The department now says the school had no chairman of governors in its first year. Mr Lewis has denied he was ever the chairman or ever had responsibility for the school’s financial management and governance.

Mr Ward said: “I have evidence of an email to the DfE which has been amended by Mr Lewis so that it now shows him as the chair of the governing body.”

He also referred to a DfE letter he had seen which he claimed shows Mr Lewis was the “key individual” for receiving financial reports about the school. Commenting on the DfE’s official position, he said: “How on earth can the DfE have mistakenly believed a vice chair of the Conservative Party was chairman of governors for 12 months?”
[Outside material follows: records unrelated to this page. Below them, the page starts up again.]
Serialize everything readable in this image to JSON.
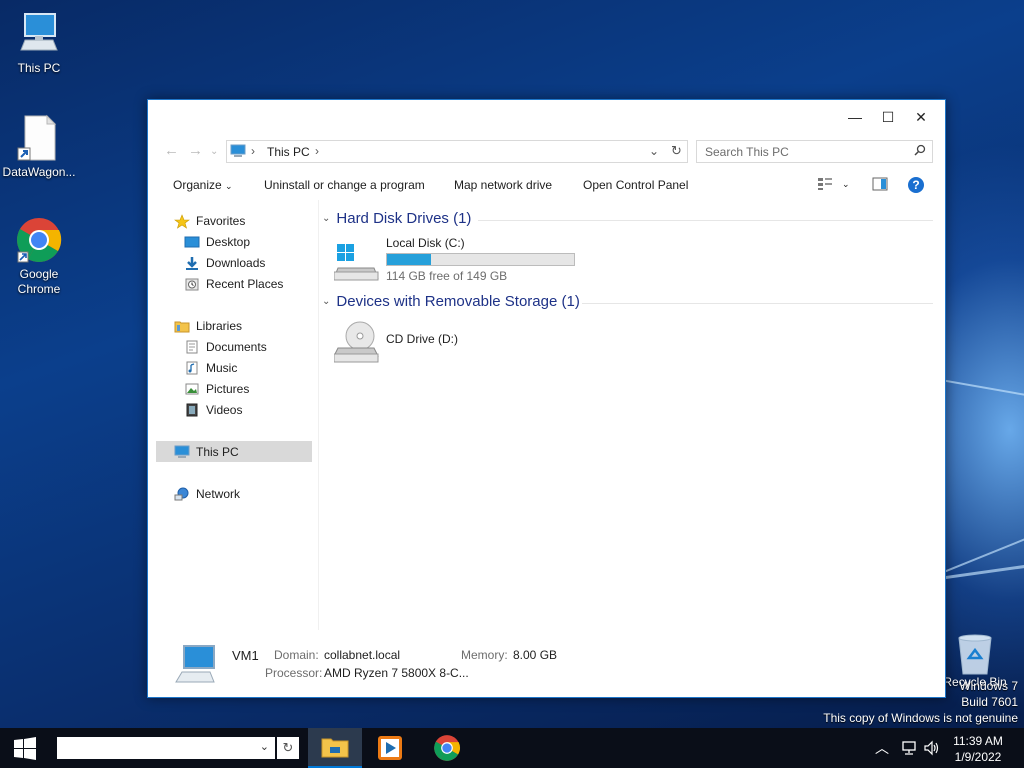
{
  "desktop": {
    "icons": [
      {
        "label": "This PC"
      },
      {
        "label": "DataWagon..."
      },
      {
        "label": "Google Chrome"
      },
      {
        "label": "Recycle Bin"
      }
    ],
    "watermark": [
      "Windows 7",
      "Build 7601",
      "This copy of Windows is not genuine"
    ]
  },
  "window": {
    "controls": {
      "minimize": "—",
      "maximize": "☐",
      "close": "✕"
    },
    "address": {
      "path": "This PC"
    },
    "search": {
      "placeholder": "Search This PC"
    },
    "toolbar": {
      "organize": "Organize",
      "uninstall": "Uninstall or change a program",
      "map_drive": "Map network drive",
      "control_panel": "Open Control Panel"
    },
    "nav": {
      "favorites": "Favorites",
      "desktop": "Desktop",
      "downloads": "Downloads",
      "recent": "Recent Places",
      "libraries": "Libraries",
      "documents": "Documents",
      "music": "Music",
      "pictures": "Pictures",
      "videos": "Videos",
      "this_pc": "This PC",
      "network": "Network"
    },
    "groups": {
      "hdd": {
        "title": "Hard Disk Drives (1)"
      },
      "removable": {
        "title": "Devices with Removable Storage (1)"
      }
    },
    "drives": {
      "c": {
        "name": "Local Disk (C:)",
        "space": "114 GB free of 149 GB",
        "used_fraction": 0.235
      },
      "d": {
        "name": "CD Drive (D:)"
      }
    },
    "details": {
      "computer_name": "VM1",
      "domain_label": "Domain:",
      "domain": "collabnet.local",
      "memory_label": "Memory:",
      "memory": "8.00 GB",
      "processor_label": "Processor:",
      "processor": "AMD Ryzen 7 5800X 8-C..."
    }
  },
  "taskbar": {
    "time": "11:39 AM",
    "date": "1/9/2022",
    "accent": "#0078d7"
  }
}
During the debate George Galloway, the Respect MP for Bradford West, suggested Mr Gove could not come clean about what was happening at the school for “party political reasons”. Speaking to Mr Ward he said: “The more that you speak the more I am bound, I think, to ask you if you agree with me that it’s already obvious that the nub of this question is that Alan Lewis is a very senior member of the Conservative Party and that the Secretary of State for Education simply could not, for party political reasons, come clean with the people of Bradford and MPs on this matter.”

Mr Ward replied: “It’s an excellent point because all the way through this you have to ask ‘why?’ There must have been a justification for the cover-up and it can only have been two things, really – because this was such a flagship policy for the Conservative Party that they couldn’t afford the embarrassment or secondly because of Alan Lewis’s involvement and his association with the Tory Party.”

The Lib Dem MP also asked why the school’s principal Sajid Raza had been allowed to remain in post after the DfE’s audit.

Criticising the DfE’s handling of the case Mr Ward highlighted a Yorkshire Post exclusive which showed that after the DfE reported the matter to national fraud centre Action Fraud, it was told in an update the matter was only being dealt with as an information report. The DfE were also told it would not be investigated by police unless it was reported as a crime. Seven weeks later, however, when the DfE investigation was leaked, the department put out a statement which said police had been informed and decided no further action was necessary. It then came to light a week later that Action Fraud had wrongly record the matter as an information report. West Yorkshire Police are now investigating and Mr Raza has been arrested and released on bail.

Schools Minister David Laws said when the matter was reported to Action Fraud, the DfE also contacted West Yorkshire Police to check it had reported the matter properly, saying if there had been an attempt to cover up matters that second call would have been unlikely to have happened. He praised the school’s current chairman of governors John Bowers, who was appointed after irregularities came to light, for his work improving governance. Mr Laws also said the cost of the lease on the school site was set after an independent valuation.